- The task -
Make an exact copy of all the entries, with the pictures left out.

- Data supplied -
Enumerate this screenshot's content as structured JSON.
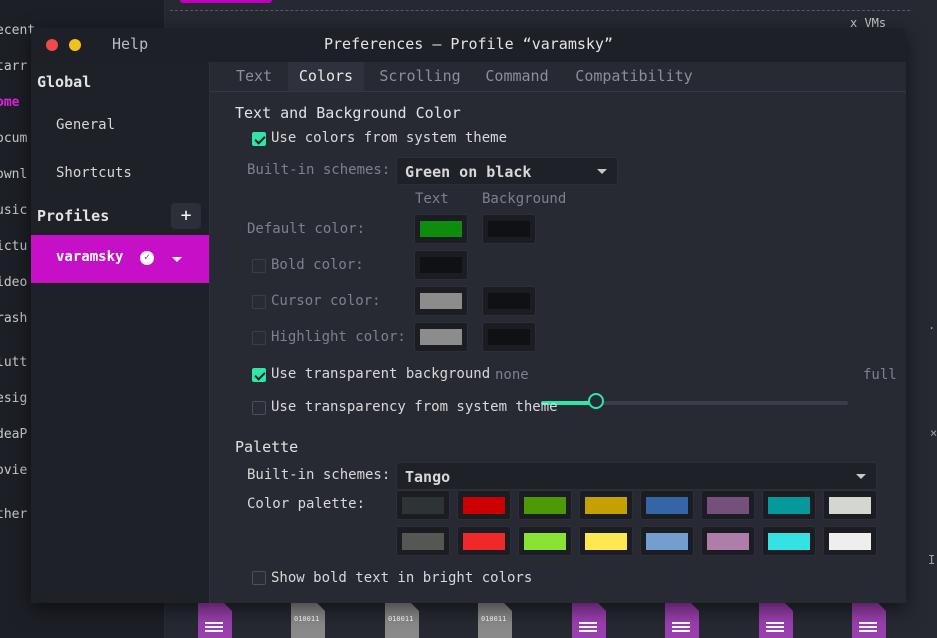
{
  "background": {
    "sidebar_items": [
      "ecent",
      "tarr",
      "ome",
      "ocum",
      "ownl",
      "usic",
      "ictu",
      "ideo",
      "rash",
      "lutt",
      "esig",
      "deaP",
      "ovie",
      "ther"
    ],
    "vms_label": "x VMs",
    "binary_label": "010011"
  },
  "window": {
    "title": "Preferences – Profile “varamsky”",
    "help_menu": "Help"
  },
  "sidebar": {
    "global_heading": "Global",
    "general": "General",
    "shortcuts": "Shortcuts",
    "profiles_heading": "Profiles",
    "add_symbol": "+",
    "profile_name": "varamsky"
  },
  "tabs": [
    "Text",
    "Colors",
    "Scrolling",
    "Command",
    "Compatibility"
  ],
  "active_tab": "Colors",
  "colors": {
    "section_title": "Text and Background Color",
    "use_system_colors": "Use colors from system theme",
    "builtin_schemes_label": "Built-in schemes:",
    "builtin_scheme_value": "Green on black",
    "text_col": "Text",
    "background_col": "Background",
    "default_color": "Default color:",
    "bold_color": "Bold color:",
    "cursor_color": "Cursor color:",
    "highlight_color": "Highlight color:",
    "use_transparent_bg": "Use transparent background",
    "transparency_none": "none",
    "transparency_full": "full",
    "transparency_level": 0.18,
    "use_system_transparency": "Use transparency from system theme",
    "default_text_color": "#0e8c0e",
    "default_bg_color": "#101114",
    "bold_text_color": "#101114",
    "cursor_text_color": "#8c8c8c",
    "cursor_bg_color": "#101114",
    "highlight_text_color": "#8c8c8c",
    "highlight_bg_color": "#101114"
  },
  "palette": {
    "section_title": "Palette",
    "builtin_schemes_label": "Built-in schemes:",
    "builtin_scheme_value": "Tango",
    "color_palette_label": "Color palette:",
    "row1": [
      "#2e3436",
      "#cc0000",
      "#4e9a06",
      "#c4a000",
      "#3465a4",
      "#75507b",
      "#06989a",
      "#d3d7cf"
    ],
    "row2": [
      "#555753",
      "#ef2929",
      "#8ae234",
      "#fce94f",
      "#729fcf",
      "#ad7fa8",
      "#34e2e2",
      "#eeeeec"
    ],
    "bold_bright": "Show bold text in bright colors"
  }
}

- Your solution -
Enumerate this screenshot's content as structured JSON.
{
  "background": {
    "sidebar_items": [
      "ecent",
      "tarr",
      "ome",
      "ocum",
      "ownl",
      "usic",
      "ictu",
      "ideo",
      "rash",
      "lutt",
      "esig",
      "deaP",
      "ovie",
      "ther"
    ],
    "vms_label": "x VMs",
    "binary_label": "010011"
  },
  "window": {
    "title": "Preferences – Profile “varamsky”",
    "help_menu": "Help"
  },
  "sidebar": {
    "global_heading": "Global",
    "general": "General",
    "shortcuts": "Shortcuts",
    "profiles_heading": "Profiles",
    "add_symbol": "+",
    "profile_name": "varamsky"
  },
  "tabs": [
    "Text",
    "Colors",
    "Scrolling",
    "Command",
    "Compatibility"
  ],
  "active_tab": "Colors",
  "colors": {
    "section_title": "Text and Background Color",
    "use_system_colors": "Use colors from system theme",
    "builtin_schemes_label": "Built-in schemes:",
    "builtin_scheme_value": "Green on black",
    "text_col": "Text",
    "background_col": "Background",
    "default_color": "Default color:",
    "bold_color": "Bold color:",
    "cursor_color": "Cursor color:",
    "highlight_color": "Highlight color:",
    "use_transparent_bg": "Use transparent background",
    "transparency_none": "none",
    "transparency_full": "full",
    "transparency_level": 0.18,
    "use_system_transparency": "Use transparency from system theme",
    "default_text_color": "#0e8c0e",
    "default_bg_color": "#101114",
    "bold_text_color": "#101114",
    "cursor_text_color": "#8c8c8c",
    "cursor_bg_color": "#101114",
    "highlight_text_color": "#8c8c8c",
    "highlight_bg_color": "#101114"
  },
  "palette": {
    "section_title": "Palette",
    "builtin_schemes_label": "Built-in schemes:",
    "builtin_scheme_value": "Tango",
    "color_palette_label": "Color palette:",
    "row1": [
      "#2e3436",
      "#cc0000",
      "#4e9a06",
      "#c4a000",
      "#3465a4",
      "#75507b",
      "#06989a",
      "#d3d7cf"
    ],
    "row2": [
      "#555753",
      "#ef2929",
      "#8ae234",
      "#fce94f",
      "#729fcf",
      "#ad7fa8",
      "#34e2e2",
      "#eeeeec"
    ],
    "bold_bright": "Show bold text in bright colors"
  }
}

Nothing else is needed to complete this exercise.